Stress and a Woman’s Health

//Stress and a Woman’s Health

Stress and a Woman’s Health

Stress and a Woman’s HealthJust as a woman differs from a man physically, her reactions to stress are different, too. From headaches and insomnia to an increased risk of cardiovascular disease, stress takes a toll on the physical and mental health of a woman.

Stress is the brain’s natural response to a demand. All living creatures are armed with a stress response that allows them to act in dangerous situations. When faced with a threat, the body releases a flood of hormones including adrenaline, cortisol and noradrenaline, triggering a host of responses. A woman under stress may experience a rapid heart rate, perspiration, increased oxygen requirements, tensed muscles, and rising blood sugar levels.

These physical responses manifest into a variety of symptoms including stomach upset, abnormal heart rate, irregular periods, low sex drive, depression and anxiety. If these responses continue over time, as in the case of chronic stress, imagine what it can do to a woman’s health.

Unfortunately, not all stress can be eliminated. A woman living with stress related to divorce, a job or illness can’t just suddenly make it go away, but she can choose how to deal with it. Some studies have shown that it is not stress itself that negatively impacts a woman’s health, but rather how the woman reacts to stressors, the agents that cause stress.

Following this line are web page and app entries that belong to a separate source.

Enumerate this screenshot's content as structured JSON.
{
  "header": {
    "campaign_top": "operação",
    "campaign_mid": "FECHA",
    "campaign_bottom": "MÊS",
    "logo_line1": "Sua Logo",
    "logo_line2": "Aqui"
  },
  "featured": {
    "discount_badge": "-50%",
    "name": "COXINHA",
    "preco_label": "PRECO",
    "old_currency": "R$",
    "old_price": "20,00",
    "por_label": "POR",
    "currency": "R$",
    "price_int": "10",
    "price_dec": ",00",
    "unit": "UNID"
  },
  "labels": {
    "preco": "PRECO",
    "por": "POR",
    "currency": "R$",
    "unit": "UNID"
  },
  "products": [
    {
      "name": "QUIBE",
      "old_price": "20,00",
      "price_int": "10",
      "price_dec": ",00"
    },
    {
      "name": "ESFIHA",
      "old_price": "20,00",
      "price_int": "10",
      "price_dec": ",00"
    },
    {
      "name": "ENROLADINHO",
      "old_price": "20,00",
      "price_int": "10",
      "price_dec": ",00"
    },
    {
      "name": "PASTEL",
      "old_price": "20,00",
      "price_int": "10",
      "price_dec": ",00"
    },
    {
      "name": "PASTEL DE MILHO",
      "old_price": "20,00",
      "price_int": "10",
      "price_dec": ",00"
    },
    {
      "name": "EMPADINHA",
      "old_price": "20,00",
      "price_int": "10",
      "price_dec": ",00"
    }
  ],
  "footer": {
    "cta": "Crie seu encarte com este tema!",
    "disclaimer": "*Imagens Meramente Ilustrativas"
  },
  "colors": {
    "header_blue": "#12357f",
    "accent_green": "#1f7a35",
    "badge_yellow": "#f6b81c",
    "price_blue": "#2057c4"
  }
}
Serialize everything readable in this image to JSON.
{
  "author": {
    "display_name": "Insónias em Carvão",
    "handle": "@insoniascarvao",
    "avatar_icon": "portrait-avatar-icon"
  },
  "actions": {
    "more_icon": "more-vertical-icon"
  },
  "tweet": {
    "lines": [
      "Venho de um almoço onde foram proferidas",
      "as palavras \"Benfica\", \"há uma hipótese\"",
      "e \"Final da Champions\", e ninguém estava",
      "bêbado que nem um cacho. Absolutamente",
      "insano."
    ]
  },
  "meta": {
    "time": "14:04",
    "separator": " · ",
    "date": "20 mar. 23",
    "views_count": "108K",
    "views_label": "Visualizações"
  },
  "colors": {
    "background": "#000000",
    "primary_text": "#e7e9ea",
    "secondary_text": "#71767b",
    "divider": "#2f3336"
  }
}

Many gynecologists can recognize stress based on the symptoms. By talking openly and honestly about what is going on in your life, your OBGYN can help you deal with stress in a positive way. Self-help techniques for managing stress include decreasing caffeine intake, cutting out alcohol and drugs, exercising daily, talking about your concerns, and practicing breathing and relaxation techniques.

Your gynecologist may also suggest stress management. These techniques help you identify and remove the source of stress or at least find a better way of coping with stress. This might include relaxation methods, such as yoga and aromatherapy, or professional therapy.

Some researchers say a woman’s attitude about stress is what is important. A University of Western Ontario study found that those who believe stress is affecting their health are at double the risk for a heart attack 10 years down the road.  This indicates when a woman recognizes that stress is a part of life and changes the way she views it, it can actually be life saving.

By | 2017-09-21T16:23:20+00:00 April 3rd, 2016|Info|Comments Off on Stress and a Woman’s Health